§ Required work
Please return the lines of the data that contain "отчетов".

Source data START

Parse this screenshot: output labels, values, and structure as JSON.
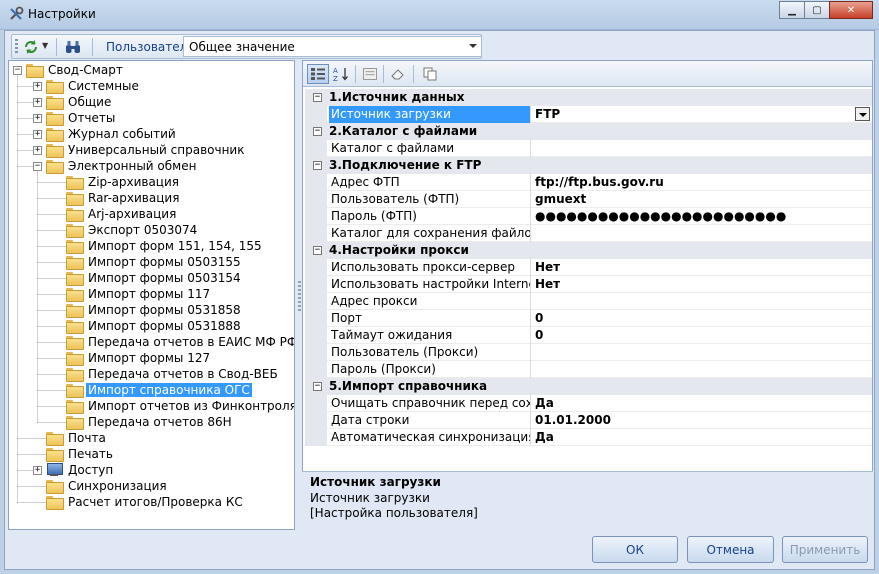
{
  "window": {
    "title": "Настройки"
  },
  "toolbar": {
    "user_label": "Пользователь",
    "user_value": "Общее значение"
  },
  "tree": [
    {
      "label": "Свод-Смарт",
      "level": 0,
      "expander": "−",
      "icon": "folder-icon"
    },
    {
      "label": "Системные",
      "level": 1,
      "expander": "+",
      "icon": "folder-icon"
    },
    {
      "label": "Общие",
      "level": 1,
      "expander": "+",
      "icon": "folder-icon"
    },
    {
      "label": "Отчеты",
      "level": 1,
      "expander": "+",
      "icon": "folder-icon"
    },
    {
      "label": "Журнал событий",
      "level": 1,
      "expander": "+",
      "icon": "folder-icon"
    },
    {
      "label": "Универсальный справочник",
      "level": 1,
      "expander": "+",
      "icon": "folder-icon"
    },
    {
      "label": "Электронный обмен",
      "level": 1,
      "expander": "−",
      "icon": "folder-icon"
    },
    {
      "label": "Zip-архивация",
      "level": 2,
      "expander": "",
      "icon": "folder-icon"
    },
    {
      "label": "Rar-архивация",
      "level": 2,
      "expander": "",
      "icon": "folder-icon"
    },
    {
      "label": "Arj-архивация",
      "level": 2,
      "expander": "",
      "icon": "folder-icon"
    },
    {
      "label": "Экспорт 0503074",
      "level": 2,
      "expander": "",
      "icon": "folder-icon"
    },
    {
      "label": "Импорт форм 151, 154, 155",
      "level": 2,
      "expander": "",
      "icon": "folder-icon"
    },
    {
      "label": "Импорт формы 0503155",
      "level": 2,
      "expander": "",
      "icon": "folder-icon"
    },
    {
      "label": "Импорт формы 0503154",
      "level": 2,
      "expander": "",
      "icon": "folder-icon"
    },
    {
      "label": "Импорт формы 117",
      "level": 2,
      "expander": "",
      "icon": "folder-icon"
    },
    {
      "label": "Импорт формы 0531858",
      "level": 2,
      "expander": "",
      "icon": "folder-icon"
    },
    {
      "label": "Импорт формы 0531888",
      "level": 2,
      "expander": "",
      "icon": "folder-icon"
    },
    {
      "label": "Передача отчетов в ЕАИС МФ РФ",
      "level": 2,
      "expander": "",
      "icon": "folder-icon"
    },
    {
      "label": "Импорт формы 127",
      "level": 2,
      "expander": "",
      "icon": "folder-icon"
    },
    {
      "label": "Передача отчетов в Свод-ВЕБ",
      "level": 2,
      "expander": "",
      "icon": "folder-icon"
    },
    {
      "label": "Импорт справочника ОГС",
      "level": 2,
      "expander": "",
      "icon": "folder-icon",
      "selected": true
    },
    {
      "label": "Импорт отчетов из Финконтроля",
      "level": 2,
      "expander": "",
      "icon": "folder-icon"
    },
    {
      "label": "Передача отчетов 86Н",
      "level": 2,
      "expander": "",
      "icon": "folder-icon"
    },
    {
      "label": "Почта",
      "level": 1,
      "expander": "",
      "icon": "folder-icon"
    },
    {
      "label": "Печать",
      "level": 1,
      "expander": "",
      "icon": "folder-icon"
    },
    {
      "label": "Доступ",
      "level": 1,
      "expander": "+",
      "icon": "computer-icon"
    },
    {
      "label": "Синхронизация",
      "level": 1,
      "expander": "",
      "icon": "folder-icon"
    },
    {
      "label": "Расчет итогов/Проверка КС",
      "level": 1,
      "expander": "",
      "icon": "folder-icon"
    }
  ],
  "grid": [
    {
      "type": "category",
      "label": "1.Источник данных"
    },
    {
      "type": "property",
      "name": "Источник загрузки",
      "value": "FTP",
      "selected": true,
      "dropdown": true
    },
    {
      "type": "category",
      "label": "2.Каталог с файлами"
    },
    {
      "type": "property",
      "name": "Каталог с файлами",
      "value": ""
    },
    {
      "type": "category",
      "label": "3.Подключение к FTP"
    },
    {
      "type": "property",
      "name": "Адрес ФТП",
      "value": "ftp://ftp.bus.gov.ru"
    },
    {
      "type": "property",
      "name": "Пользователь (ФТП)",
      "value": "gmuext"
    },
    {
      "type": "property",
      "name": "Пароль (ФТП)",
      "value": "●●●●●●●●●●●●●●●●●●●●●●●●"
    },
    {
      "type": "property",
      "name": "Каталог для сохранения файлов",
      "value": ""
    },
    {
      "type": "category",
      "label": "4.Настройки прокси"
    },
    {
      "type": "property",
      "name": "Использовать прокси-сервер",
      "value": "Нет"
    },
    {
      "type": "property",
      "name": "Использовать настройки Internet Ex",
      "value": "Нет"
    },
    {
      "type": "property",
      "name": "Адрес прокси",
      "value": ""
    },
    {
      "type": "property",
      "name": "Порт",
      "value": "0"
    },
    {
      "type": "property",
      "name": "Таймаут ожидания",
      "value": "0"
    },
    {
      "type": "property",
      "name": "Пользователь (Прокси)",
      "value": ""
    },
    {
      "type": "property",
      "name": "Пароль (Прокси)",
      "value": ""
    },
    {
      "type": "category",
      "label": "5.Импорт справочника"
    },
    {
      "type": "property",
      "name": "Очищать справочник перед сохран",
      "value": "Да"
    },
    {
      "type": "property",
      "name": "Дата строки",
      "value": "01.01.2000"
    },
    {
      "type": "property",
      "name": "Автоматическая синхронизация со",
      "value": "Да"
    }
  ],
  "description": {
    "title": "Источник загрузки",
    "line1": "Источник загрузки",
    "line2": "[Настройка пользователя]"
  },
  "buttons": {
    "ok": "ОК",
    "cancel": "Отмена",
    "apply": "Применить"
  }
}
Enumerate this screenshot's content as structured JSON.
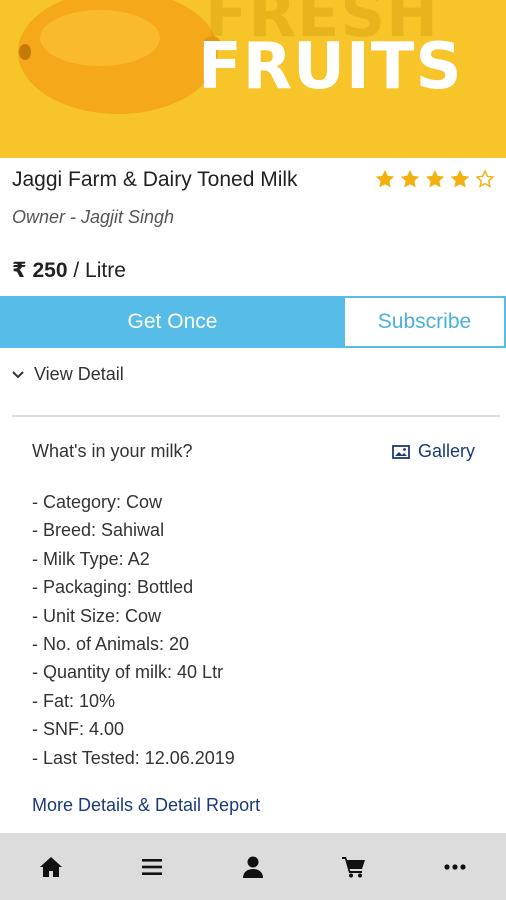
{
  "banner": {
    "line1": "FRESH",
    "line2": "FRUITS"
  },
  "product": {
    "title": "Jaggi Farm & Dairy Toned Milk",
    "rating": 4,
    "rating_max": 5,
    "owner": "Owner - Jagjit Singh",
    "currency": "₹",
    "price": "250",
    "unit": "/ Litre"
  },
  "actions": {
    "get_once": "Get Once",
    "subscribe": "Subscribe"
  },
  "view_detail": "View Detail",
  "section": {
    "question": "What's in your milk?",
    "gallery": "Gallery",
    "details": [
      "- Category: Cow",
      "- Breed: Sahiwal",
      "- Milk Type: A2",
      "- Packaging: Bottled",
      "- Unit Size: Cow",
      "- No. of Animals: 20",
      "- Quantity of milk: 40 Ltr",
      "- Fat: 10%",
      "- SNF: 4.00",
      "- Last Tested: 12.06.2019"
    ],
    "more_link": "More Details & Detail Report"
  },
  "nav": {
    "items": [
      "home-icon",
      "menu-icon",
      "user-icon",
      "cart-icon",
      "more-icon"
    ]
  },
  "colors": {
    "accent": "#57bde8",
    "banner": "#f7c52a",
    "star": "#f2b10f",
    "link": "#1a3a7a"
  }
}
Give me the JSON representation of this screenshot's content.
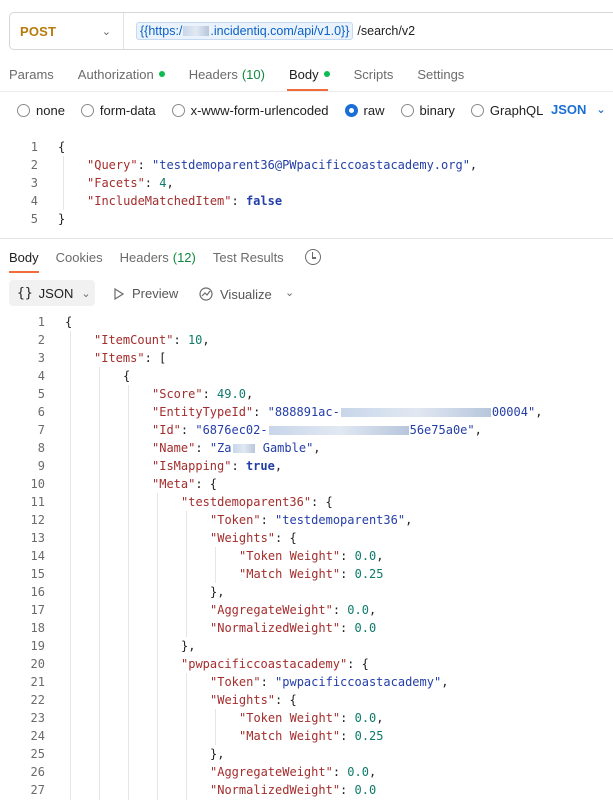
{
  "request": {
    "method": "POST",
    "url_var_prefix": "{{https:/",
    "url_var_suffix": ".incidentiq.com/api/v1.0}}",
    "url_path": "/search/v2"
  },
  "request_tabs": [
    {
      "label": "Params"
    },
    {
      "label": "Authorization",
      "dot": true
    },
    {
      "label": "Headers",
      "count": "(10)"
    },
    {
      "label": "Body",
      "dot": true,
      "active": true
    },
    {
      "label": "Scripts"
    },
    {
      "label": "Settings"
    }
  ],
  "body_types": [
    "none",
    "form-data",
    "x-www-form-urlencoded",
    "raw",
    "binary",
    "GraphQL"
  ],
  "body_type_selected": "raw",
  "body_language": "JSON",
  "request_body": [
    "{",
    "\"Query\": \"testdemoparent36@PWpacificcoastacademy.org\",",
    "\"Facets\": 4,",
    "\"IncludeMatchedItem\": false",
    "}"
  ],
  "response_tabs": [
    {
      "label": "Body",
      "active": true
    },
    {
      "label": "Cookies"
    },
    {
      "label": "Headers",
      "count": "(12)"
    },
    {
      "label": "Test Results"
    }
  ],
  "response_toolbar": {
    "format_braces": "{}",
    "format_label": "JSON",
    "preview_label": "Preview",
    "visualize_label": "Visualize"
  },
  "response_body": {
    "item_count_key": "\"ItemCount\"",
    "item_count_val": "10",
    "items_key": "\"Items\"",
    "score_key": "\"Score\"",
    "score_val": "49.0",
    "entity_key": "\"EntityTypeId\"",
    "entity_val_start": "\"888891ac-",
    "entity_val_end": "00004\"",
    "id_key": "\"Id\"",
    "id_val_start": "\"6876ec02-",
    "id_val_end": "56e75a0e\"",
    "name_key": "\"Name\"",
    "name_val_start": "\"Za",
    "name_val_end": " Gamble\"",
    "ismapping_key": "\"IsMapping\"",
    "ismapping_val": "true",
    "meta_key": "\"Meta\"",
    "meta1_key": "\"testdemoparent36\"",
    "meta1_token": "\"testdemoparent36\"",
    "meta2_key": "\"pwpacificcoastacademy\"",
    "meta2_token": "\"pwpacificcoastacademy\"",
    "token_key": "\"Token\"",
    "weights_key": "\"Weights\"",
    "token_weight_key": "\"Token Weight\"",
    "token_weight_val": "0.0",
    "match_weight_key": "\"Match Weight\"",
    "match_weight_val": "0.25",
    "aggregate_key": "\"AggregateWeight\"",
    "aggregate_val": "0.0",
    "normalized_key": "\"NormalizedWeight\"",
    "normalized_val": "0.0"
  },
  "line_numbers_request": [
    "1",
    "2",
    "3",
    "4",
    "5"
  ],
  "line_numbers_response": [
    "1",
    "2",
    "3",
    "4",
    "5",
    "6",
    "7",
    "8",
    "9",
    "10",
    "11",
    "12",
    "13",
    "14",
    "15",
    "16",
    "17",
    "18",
    "19",
    "20",
    "21",
    "22",
    "23",
    "24",
    "25",
    "26",
    "27"
  ]
}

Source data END

§ Answer section
      "label": "Передача отчетов в ЕАИС МФ РФ",
      "label": "Передача отчетов в Свод-ВЕБ",
      "label": "Импорт отчетов из Финконтроля",
      "label": "Передача отчетов 86Н",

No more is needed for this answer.